▶ Description of the task: Whenever the word "RaRbxDaDb" occurs in a line of the material below, that line is counted. Report only the count.

▶ Material to process:

▬▬▬▬▬▬▬▬▬▬

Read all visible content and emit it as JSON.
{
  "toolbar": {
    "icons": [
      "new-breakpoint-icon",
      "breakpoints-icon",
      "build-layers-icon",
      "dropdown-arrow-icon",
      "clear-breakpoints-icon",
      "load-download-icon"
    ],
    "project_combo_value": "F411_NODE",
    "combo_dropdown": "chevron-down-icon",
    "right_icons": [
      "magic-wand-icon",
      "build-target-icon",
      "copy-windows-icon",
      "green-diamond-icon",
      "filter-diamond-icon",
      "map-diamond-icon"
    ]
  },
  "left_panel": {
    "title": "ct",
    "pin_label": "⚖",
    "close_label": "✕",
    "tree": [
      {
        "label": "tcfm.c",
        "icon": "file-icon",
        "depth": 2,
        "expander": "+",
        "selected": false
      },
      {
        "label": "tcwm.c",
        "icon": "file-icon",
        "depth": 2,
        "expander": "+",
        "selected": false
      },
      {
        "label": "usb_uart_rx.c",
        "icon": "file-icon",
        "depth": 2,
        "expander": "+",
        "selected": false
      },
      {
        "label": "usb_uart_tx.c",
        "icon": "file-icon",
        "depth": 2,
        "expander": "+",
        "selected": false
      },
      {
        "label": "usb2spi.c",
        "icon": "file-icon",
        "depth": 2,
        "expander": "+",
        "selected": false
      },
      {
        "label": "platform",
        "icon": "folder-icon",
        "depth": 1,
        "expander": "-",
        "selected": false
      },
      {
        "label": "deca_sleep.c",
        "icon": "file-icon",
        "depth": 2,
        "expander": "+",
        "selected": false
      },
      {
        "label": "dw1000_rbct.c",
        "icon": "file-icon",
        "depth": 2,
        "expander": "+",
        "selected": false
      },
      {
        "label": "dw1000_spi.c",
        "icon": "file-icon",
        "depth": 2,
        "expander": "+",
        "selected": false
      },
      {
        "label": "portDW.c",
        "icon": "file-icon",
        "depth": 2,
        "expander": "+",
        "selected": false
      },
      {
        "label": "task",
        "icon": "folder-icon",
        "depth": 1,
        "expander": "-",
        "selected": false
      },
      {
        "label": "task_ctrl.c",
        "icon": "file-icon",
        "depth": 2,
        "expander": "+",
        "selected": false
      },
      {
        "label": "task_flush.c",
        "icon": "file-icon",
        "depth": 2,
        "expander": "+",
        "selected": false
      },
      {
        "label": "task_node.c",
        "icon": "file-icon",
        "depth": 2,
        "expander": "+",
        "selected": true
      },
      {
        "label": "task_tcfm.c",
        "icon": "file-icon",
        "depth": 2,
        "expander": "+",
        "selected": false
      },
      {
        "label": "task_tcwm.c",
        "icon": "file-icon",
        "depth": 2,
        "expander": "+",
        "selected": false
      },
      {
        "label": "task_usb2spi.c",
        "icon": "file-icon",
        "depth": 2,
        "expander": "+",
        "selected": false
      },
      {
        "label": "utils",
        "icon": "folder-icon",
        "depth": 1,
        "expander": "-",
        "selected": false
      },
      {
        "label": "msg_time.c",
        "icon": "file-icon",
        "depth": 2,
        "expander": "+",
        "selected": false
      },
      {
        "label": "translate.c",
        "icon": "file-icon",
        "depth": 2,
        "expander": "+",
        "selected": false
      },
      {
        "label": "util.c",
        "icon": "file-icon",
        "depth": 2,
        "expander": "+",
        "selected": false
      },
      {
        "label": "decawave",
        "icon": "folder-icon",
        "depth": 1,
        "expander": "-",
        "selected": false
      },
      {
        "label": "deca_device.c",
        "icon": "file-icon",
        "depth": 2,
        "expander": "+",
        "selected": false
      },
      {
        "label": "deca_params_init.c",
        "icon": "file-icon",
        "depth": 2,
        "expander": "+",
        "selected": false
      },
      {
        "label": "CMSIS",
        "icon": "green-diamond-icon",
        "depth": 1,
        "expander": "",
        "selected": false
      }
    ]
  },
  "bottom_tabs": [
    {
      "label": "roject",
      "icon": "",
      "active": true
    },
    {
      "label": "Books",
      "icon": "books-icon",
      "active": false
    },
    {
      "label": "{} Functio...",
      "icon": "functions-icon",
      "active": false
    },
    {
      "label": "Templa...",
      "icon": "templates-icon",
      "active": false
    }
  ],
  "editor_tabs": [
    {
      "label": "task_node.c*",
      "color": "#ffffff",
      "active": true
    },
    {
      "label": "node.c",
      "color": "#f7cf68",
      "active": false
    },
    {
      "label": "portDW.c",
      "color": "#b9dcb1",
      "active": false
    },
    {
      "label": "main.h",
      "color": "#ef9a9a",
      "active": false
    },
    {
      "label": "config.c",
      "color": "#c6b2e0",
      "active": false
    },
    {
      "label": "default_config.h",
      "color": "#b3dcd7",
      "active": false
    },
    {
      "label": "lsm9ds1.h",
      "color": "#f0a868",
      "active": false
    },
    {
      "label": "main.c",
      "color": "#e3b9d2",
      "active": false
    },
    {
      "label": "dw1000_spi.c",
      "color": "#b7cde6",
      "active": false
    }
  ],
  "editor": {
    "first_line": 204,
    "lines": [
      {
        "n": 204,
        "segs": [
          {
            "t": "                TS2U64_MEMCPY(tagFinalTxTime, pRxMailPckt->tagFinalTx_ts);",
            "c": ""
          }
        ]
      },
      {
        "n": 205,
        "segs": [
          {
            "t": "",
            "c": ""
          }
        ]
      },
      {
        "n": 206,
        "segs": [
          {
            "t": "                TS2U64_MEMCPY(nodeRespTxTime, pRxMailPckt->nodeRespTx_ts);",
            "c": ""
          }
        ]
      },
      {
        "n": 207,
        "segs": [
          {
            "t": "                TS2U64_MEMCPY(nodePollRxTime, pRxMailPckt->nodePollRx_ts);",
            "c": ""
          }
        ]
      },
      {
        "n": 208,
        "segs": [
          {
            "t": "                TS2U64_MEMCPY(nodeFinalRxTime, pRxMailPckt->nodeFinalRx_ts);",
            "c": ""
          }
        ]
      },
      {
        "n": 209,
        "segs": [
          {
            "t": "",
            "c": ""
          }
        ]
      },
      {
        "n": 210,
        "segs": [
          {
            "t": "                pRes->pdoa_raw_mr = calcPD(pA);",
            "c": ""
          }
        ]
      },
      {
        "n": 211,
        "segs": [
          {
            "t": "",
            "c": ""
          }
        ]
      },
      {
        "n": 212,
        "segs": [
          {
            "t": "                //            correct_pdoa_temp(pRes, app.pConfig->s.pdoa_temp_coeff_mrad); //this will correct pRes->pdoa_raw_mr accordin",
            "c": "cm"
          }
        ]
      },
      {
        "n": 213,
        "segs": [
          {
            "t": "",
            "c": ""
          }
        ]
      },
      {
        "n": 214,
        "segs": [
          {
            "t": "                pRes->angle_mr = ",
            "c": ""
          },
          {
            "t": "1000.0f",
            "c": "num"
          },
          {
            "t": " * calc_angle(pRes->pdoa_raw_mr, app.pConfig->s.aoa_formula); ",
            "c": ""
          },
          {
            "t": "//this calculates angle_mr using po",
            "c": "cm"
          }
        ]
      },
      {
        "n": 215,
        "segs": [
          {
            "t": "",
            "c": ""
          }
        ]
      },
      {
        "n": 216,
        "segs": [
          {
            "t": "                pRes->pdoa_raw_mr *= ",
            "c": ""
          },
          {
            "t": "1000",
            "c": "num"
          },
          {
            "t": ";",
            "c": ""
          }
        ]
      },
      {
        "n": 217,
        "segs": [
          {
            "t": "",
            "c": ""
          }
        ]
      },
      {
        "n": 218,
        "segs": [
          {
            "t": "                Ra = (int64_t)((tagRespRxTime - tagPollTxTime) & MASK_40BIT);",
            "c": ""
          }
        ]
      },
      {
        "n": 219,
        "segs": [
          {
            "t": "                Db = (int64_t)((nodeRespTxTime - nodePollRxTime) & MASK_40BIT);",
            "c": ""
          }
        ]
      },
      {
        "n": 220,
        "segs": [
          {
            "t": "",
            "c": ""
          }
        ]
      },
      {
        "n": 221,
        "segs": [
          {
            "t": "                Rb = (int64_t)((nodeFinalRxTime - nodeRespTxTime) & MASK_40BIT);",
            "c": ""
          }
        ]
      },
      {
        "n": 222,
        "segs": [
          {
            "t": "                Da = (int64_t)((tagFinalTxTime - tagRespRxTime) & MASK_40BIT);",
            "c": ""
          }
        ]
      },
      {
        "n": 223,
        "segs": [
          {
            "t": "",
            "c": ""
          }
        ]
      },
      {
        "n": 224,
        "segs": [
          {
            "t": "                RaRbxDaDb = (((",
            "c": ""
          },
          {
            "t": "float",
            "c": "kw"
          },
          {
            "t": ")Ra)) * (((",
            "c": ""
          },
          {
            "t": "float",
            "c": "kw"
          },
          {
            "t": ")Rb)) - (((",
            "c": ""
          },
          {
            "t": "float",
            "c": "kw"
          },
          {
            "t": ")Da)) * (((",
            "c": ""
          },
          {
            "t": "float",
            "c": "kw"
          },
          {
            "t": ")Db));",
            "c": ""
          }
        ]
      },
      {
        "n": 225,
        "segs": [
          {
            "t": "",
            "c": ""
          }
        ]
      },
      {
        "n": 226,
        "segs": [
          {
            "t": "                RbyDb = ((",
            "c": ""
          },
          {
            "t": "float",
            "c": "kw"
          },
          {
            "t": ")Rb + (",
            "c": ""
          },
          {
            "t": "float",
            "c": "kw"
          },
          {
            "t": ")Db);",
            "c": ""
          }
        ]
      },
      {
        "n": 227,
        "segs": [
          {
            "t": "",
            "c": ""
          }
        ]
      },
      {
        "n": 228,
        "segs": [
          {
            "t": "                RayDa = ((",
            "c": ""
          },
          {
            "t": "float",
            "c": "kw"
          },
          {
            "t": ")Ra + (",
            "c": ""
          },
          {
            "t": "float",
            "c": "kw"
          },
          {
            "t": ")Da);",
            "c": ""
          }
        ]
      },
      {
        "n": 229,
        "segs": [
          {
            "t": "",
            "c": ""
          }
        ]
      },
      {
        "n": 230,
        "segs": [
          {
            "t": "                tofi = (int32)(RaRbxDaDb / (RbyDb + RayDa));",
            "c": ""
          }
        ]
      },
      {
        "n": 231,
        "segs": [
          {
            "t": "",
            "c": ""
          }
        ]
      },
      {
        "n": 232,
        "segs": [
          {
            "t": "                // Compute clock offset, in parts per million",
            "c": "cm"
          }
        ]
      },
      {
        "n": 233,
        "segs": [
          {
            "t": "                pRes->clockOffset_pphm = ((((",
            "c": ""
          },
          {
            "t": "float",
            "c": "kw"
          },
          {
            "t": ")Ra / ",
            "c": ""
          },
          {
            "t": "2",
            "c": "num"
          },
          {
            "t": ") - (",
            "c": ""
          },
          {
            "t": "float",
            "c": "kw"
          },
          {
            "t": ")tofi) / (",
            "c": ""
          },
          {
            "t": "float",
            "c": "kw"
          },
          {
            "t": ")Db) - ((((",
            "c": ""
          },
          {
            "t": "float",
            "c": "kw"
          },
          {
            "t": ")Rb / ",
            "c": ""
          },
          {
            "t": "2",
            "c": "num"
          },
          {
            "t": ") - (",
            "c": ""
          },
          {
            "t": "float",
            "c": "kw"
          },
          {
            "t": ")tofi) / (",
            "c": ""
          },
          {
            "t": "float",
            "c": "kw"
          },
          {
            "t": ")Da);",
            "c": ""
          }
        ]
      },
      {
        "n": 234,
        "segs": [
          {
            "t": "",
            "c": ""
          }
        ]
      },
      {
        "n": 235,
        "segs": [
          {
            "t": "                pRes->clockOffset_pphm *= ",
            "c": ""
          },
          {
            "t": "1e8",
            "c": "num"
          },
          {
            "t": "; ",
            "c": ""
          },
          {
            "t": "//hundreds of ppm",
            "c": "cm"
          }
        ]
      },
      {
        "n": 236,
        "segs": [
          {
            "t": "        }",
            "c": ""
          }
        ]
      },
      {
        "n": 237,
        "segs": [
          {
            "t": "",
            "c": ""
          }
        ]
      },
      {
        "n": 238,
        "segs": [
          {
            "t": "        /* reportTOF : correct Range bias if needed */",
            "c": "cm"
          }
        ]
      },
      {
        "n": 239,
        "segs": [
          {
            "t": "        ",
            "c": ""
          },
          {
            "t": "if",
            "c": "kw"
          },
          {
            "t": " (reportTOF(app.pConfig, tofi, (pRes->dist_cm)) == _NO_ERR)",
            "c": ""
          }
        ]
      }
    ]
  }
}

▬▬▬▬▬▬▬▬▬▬

▶ Answer box: 2